Barbara Kopple wasn’t actually at Woodstock (she was studying instead), but like most people coming of age in 1969, she wishes she had been. “We came as a nation out of the Fifties, where people were told you can’t write what you want and you would go to jail for progressive ideas,” says Kopple, who was 23 at the time. “But here was a movement of people who were against the war, who were for women’s liberation and gay rights. Woodstock made you believe you could do and change anything.” Kopple has done her best to make up for missing the real thing. The Academy Award-winning director has spent much of her career chronicling the festival with a series of documentaries including “Woodstock ’94,” “My Generation,” which compares the original festival with those held in 1994 and 1999, and her upcoming film, “Woodstock: Now & Then.”
Premiering on VH1 and VH1 Classic on Friday and on The History Channel Aug. 17, the movie utilizes footage from Michael Wadleigh’s 1970 “Woodstock” documentary, as well as NBC and ABC news coverage and home videos to paint a portrait of the three-day concert.
But Kopple’s documentary isn’t just a look back; it also offers commentary on Woodstock’s lasting influence. “It’s so important to keep the spirit of Woodstock alive for younger generations,” says Kopple, who included reactions from current students at the Paul Green School of Rock Music. “It showed a better sense of humanity. People came together, lived with one another for several days, listened to music and were inspired in a peaceful, uplifting way. It was empowering.”
In terms of first-hand accounts, Kopple interviewed Michael Lang, Artie Kornfeld and Carlos Santana, as well as Wadleigh and Richie Havens — two of her favorite participants. “We would not remember Woodstock [the way we do] if it wasn’t for his brilliant camera work,” she says of Wadleigh. As for Havens, “his song ‘Freedom’ gave the audience so much. It was astounding.”

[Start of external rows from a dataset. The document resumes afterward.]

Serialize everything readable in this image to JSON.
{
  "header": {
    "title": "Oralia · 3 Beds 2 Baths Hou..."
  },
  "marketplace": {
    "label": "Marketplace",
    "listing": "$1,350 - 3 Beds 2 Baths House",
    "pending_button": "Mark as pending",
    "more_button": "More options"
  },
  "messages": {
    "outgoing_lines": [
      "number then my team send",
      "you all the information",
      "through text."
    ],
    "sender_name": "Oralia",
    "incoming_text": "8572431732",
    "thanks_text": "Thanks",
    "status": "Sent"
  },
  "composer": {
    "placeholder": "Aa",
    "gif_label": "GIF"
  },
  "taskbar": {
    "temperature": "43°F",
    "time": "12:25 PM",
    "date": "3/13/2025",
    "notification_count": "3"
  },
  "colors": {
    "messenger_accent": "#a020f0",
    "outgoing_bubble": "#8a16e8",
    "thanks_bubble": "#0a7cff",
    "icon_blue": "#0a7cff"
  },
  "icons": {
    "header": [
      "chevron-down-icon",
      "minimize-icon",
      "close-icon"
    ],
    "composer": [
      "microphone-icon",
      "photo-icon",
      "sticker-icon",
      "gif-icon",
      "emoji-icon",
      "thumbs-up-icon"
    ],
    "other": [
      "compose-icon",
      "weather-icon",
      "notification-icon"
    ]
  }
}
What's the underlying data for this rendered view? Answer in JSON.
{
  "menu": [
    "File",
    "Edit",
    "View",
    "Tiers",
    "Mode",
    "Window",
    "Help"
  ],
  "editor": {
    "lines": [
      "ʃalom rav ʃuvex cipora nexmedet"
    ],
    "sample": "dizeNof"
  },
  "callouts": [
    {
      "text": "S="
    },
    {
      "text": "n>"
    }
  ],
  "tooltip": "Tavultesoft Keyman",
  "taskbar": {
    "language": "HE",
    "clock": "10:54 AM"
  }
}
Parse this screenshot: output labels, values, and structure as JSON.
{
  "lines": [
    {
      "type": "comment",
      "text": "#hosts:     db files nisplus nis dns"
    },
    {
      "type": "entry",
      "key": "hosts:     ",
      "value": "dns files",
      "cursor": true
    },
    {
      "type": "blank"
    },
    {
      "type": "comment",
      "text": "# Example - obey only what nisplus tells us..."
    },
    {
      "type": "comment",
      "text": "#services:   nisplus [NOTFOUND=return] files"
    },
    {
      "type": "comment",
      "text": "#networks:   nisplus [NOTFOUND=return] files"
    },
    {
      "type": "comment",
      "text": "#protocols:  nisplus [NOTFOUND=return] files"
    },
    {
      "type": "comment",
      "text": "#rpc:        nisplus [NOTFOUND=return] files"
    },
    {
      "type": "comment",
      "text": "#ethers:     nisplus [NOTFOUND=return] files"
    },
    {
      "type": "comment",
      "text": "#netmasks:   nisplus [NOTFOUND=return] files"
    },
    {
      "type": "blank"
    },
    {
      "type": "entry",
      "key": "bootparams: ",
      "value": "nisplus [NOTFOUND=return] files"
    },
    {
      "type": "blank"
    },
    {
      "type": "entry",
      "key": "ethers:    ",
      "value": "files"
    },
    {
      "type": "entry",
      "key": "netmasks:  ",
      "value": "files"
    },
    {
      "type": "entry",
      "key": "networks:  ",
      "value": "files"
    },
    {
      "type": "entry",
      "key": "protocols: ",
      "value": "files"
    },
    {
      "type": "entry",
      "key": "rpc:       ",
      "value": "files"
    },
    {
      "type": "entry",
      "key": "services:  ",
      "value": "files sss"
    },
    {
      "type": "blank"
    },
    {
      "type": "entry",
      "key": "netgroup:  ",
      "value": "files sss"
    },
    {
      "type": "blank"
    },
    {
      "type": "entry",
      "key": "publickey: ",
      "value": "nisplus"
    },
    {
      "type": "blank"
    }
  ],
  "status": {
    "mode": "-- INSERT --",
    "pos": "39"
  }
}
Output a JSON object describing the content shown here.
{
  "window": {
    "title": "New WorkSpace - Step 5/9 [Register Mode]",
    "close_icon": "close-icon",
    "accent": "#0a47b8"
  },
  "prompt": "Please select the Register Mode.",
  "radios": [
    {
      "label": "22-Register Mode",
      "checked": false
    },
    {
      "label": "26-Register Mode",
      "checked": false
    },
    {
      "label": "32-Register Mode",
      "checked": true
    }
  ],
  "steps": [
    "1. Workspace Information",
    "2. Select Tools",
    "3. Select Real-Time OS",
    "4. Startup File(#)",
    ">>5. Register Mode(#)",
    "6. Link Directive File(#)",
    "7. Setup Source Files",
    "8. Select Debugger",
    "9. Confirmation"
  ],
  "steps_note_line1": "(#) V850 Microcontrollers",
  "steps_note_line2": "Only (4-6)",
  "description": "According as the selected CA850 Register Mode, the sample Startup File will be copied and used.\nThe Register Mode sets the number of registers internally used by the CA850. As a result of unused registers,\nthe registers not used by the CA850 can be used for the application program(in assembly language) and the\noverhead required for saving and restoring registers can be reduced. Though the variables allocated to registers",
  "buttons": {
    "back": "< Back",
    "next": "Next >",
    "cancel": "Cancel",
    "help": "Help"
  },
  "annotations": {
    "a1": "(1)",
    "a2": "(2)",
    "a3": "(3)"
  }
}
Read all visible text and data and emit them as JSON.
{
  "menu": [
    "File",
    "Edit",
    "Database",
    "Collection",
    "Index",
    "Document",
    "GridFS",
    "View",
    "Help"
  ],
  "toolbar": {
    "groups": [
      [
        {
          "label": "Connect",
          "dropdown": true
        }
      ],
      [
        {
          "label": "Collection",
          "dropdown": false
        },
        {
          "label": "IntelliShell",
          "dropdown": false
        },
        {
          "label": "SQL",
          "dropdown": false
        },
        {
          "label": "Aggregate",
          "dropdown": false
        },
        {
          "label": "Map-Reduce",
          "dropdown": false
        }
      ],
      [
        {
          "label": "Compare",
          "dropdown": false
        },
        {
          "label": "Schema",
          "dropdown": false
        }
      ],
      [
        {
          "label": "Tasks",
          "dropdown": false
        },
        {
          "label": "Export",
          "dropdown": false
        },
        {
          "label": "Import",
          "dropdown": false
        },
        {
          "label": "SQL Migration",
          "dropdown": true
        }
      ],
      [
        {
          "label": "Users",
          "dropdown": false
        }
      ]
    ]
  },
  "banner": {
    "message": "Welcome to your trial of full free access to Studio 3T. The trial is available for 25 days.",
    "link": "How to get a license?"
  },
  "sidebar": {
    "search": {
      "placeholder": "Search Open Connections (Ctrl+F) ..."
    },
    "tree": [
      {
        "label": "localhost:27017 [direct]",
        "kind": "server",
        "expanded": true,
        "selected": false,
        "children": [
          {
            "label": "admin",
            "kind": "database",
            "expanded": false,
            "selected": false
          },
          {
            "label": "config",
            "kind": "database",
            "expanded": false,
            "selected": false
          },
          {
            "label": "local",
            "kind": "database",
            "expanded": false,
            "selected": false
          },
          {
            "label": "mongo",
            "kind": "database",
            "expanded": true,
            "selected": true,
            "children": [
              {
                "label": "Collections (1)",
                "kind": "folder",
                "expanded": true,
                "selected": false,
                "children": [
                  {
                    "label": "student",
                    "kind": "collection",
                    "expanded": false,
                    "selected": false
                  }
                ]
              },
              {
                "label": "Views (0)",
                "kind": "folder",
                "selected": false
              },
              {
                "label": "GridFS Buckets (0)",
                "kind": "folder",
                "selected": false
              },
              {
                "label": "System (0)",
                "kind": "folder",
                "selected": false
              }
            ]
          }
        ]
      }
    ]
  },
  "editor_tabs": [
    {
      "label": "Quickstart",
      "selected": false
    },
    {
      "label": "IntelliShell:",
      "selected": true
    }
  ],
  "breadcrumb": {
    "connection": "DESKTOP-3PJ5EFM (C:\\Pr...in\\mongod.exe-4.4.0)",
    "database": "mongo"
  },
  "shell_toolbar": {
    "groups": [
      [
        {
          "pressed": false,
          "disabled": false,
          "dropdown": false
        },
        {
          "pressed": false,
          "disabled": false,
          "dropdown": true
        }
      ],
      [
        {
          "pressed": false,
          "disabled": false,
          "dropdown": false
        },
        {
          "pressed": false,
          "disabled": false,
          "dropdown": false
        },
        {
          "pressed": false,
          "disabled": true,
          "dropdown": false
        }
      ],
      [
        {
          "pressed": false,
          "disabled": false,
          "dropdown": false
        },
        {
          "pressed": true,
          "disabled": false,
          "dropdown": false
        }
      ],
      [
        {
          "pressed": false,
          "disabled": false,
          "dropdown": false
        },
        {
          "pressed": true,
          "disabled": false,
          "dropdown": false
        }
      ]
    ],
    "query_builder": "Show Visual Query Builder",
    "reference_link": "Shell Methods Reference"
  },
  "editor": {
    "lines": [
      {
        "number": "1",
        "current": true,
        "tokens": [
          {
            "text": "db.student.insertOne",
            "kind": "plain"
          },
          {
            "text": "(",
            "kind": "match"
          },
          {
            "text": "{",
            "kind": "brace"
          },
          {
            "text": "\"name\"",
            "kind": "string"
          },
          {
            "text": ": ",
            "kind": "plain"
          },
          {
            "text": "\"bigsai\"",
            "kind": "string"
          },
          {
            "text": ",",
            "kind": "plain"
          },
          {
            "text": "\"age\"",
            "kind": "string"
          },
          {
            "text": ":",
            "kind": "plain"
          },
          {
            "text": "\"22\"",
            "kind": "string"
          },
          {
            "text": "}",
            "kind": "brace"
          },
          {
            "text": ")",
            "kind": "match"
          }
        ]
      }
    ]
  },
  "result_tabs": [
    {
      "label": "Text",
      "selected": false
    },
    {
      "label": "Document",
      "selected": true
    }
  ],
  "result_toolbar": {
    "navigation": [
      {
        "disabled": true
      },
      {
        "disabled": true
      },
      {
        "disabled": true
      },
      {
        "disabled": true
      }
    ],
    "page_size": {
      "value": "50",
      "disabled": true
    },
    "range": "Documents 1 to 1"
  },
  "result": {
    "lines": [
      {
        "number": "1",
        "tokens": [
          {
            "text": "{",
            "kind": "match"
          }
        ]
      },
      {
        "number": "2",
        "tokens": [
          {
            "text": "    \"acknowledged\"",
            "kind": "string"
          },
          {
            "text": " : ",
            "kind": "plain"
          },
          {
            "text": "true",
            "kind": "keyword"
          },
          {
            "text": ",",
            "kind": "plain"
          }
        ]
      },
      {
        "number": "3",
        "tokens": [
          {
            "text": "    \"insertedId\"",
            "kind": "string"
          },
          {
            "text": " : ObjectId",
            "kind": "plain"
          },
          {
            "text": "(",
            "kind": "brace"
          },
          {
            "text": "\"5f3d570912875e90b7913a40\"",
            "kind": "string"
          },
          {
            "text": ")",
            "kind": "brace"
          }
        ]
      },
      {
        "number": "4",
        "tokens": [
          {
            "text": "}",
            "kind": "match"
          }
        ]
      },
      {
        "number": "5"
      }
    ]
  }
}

As fascinating as Woodstock’s power players were, Kopple found anecdotes from the audience just as compelling. “I wanted to do a film that would speak to everybody and include people you hadn’t heard from before,” she says. “It was a coming of age, a rite of passage for myself, for my generation,” says Francis Dumaurier at the start of the film. “And that was a turning point on so many levels….It was a spiritual experience.” Kopple was especially moved by the love story of Joe and Gayle Miceli, who met at the concert, which Joe risked losing his job to attend. “Bluntly, I just wanted to get high that night and meet Joe,” Gayle recalls on camera. “So I went over and said, ‘What do you have?’ That was my introduction.…He said, ‘I got some really good LSD.’ And we took it, tripped that night and that just carried on through the weekend.” For Kopple, the Micelis’ story perfectly captures the magic of Woodstock. “If Joe hadn’t gone, he wouldn’t have met his wife,” she says. “They’re still together today and have all these grandchildren. Seeing how an event like Woodstock can bring people together is amazing.”